WHAT YOU HAVE TO DO
List each line of the data that holds the word "grandchild".
-- DATA SUPPLIED follows --
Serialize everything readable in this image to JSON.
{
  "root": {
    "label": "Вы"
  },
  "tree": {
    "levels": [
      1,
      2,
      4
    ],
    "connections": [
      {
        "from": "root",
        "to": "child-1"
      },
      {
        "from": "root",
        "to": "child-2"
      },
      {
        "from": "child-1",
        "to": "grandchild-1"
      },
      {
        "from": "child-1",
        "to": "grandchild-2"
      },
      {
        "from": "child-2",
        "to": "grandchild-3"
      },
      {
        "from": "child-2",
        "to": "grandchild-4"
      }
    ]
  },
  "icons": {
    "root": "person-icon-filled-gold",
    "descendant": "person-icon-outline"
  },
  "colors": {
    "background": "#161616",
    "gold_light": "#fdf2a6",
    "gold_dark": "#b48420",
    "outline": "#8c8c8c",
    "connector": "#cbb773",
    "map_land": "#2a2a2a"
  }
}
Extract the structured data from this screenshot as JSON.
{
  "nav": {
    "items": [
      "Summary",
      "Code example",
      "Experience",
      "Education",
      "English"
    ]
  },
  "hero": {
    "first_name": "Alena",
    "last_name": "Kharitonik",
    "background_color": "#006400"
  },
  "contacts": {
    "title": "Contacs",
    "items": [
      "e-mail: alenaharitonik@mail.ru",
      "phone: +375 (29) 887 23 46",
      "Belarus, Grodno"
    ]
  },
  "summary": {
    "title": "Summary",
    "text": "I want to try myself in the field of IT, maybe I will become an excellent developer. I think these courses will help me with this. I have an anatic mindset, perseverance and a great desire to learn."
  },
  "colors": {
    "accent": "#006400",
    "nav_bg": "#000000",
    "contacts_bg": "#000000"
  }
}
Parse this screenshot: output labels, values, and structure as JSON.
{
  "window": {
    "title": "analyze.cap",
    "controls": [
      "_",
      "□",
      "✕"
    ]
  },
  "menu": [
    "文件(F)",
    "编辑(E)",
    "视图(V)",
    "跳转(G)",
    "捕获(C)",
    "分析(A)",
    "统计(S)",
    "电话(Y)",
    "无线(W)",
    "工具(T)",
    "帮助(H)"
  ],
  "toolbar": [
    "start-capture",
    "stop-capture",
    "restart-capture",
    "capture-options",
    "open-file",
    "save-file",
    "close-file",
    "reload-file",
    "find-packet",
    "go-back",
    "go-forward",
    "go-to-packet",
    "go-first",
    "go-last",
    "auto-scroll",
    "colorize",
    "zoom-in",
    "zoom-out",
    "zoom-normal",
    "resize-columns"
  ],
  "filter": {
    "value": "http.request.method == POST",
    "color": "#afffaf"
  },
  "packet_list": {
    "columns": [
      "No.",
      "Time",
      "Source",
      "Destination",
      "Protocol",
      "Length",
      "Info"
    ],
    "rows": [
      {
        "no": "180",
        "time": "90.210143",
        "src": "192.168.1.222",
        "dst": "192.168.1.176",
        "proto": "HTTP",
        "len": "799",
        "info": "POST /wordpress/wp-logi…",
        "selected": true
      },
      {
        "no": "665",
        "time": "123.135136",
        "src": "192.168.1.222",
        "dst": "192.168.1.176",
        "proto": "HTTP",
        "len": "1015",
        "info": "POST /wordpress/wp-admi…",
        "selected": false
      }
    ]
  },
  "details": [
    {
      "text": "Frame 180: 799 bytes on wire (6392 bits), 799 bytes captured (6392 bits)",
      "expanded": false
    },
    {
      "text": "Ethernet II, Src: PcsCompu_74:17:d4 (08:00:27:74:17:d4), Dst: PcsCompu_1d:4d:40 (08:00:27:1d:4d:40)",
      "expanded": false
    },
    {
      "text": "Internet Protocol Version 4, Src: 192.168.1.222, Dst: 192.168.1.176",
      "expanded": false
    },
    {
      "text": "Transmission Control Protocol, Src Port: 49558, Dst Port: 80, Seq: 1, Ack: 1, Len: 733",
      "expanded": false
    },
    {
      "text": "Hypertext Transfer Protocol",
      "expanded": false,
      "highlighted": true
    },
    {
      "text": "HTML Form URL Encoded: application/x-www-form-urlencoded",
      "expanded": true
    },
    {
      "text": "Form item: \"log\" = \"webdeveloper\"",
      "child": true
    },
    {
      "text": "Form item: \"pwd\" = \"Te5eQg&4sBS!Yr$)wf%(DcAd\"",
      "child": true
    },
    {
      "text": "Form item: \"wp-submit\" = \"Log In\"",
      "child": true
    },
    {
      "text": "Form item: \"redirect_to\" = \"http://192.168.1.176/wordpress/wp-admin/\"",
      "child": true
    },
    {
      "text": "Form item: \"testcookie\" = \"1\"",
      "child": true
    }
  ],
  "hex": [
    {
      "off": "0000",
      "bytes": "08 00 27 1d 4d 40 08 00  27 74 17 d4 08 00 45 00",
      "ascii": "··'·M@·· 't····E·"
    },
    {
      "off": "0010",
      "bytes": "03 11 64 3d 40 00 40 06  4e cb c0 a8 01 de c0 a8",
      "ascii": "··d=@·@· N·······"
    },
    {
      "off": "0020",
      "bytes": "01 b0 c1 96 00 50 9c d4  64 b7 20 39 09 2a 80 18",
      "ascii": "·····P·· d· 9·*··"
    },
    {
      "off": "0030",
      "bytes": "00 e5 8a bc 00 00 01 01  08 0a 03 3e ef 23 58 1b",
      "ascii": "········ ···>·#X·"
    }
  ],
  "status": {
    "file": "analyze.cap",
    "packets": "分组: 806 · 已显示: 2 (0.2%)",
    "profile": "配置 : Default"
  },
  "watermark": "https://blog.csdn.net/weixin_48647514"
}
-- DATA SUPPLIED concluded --
ANSWER FOR THE TASK
        "to": "grandchild-1"
        "to": "grandchild-2"
        "to": "grandchild-3"
        "to": "grandchild-4"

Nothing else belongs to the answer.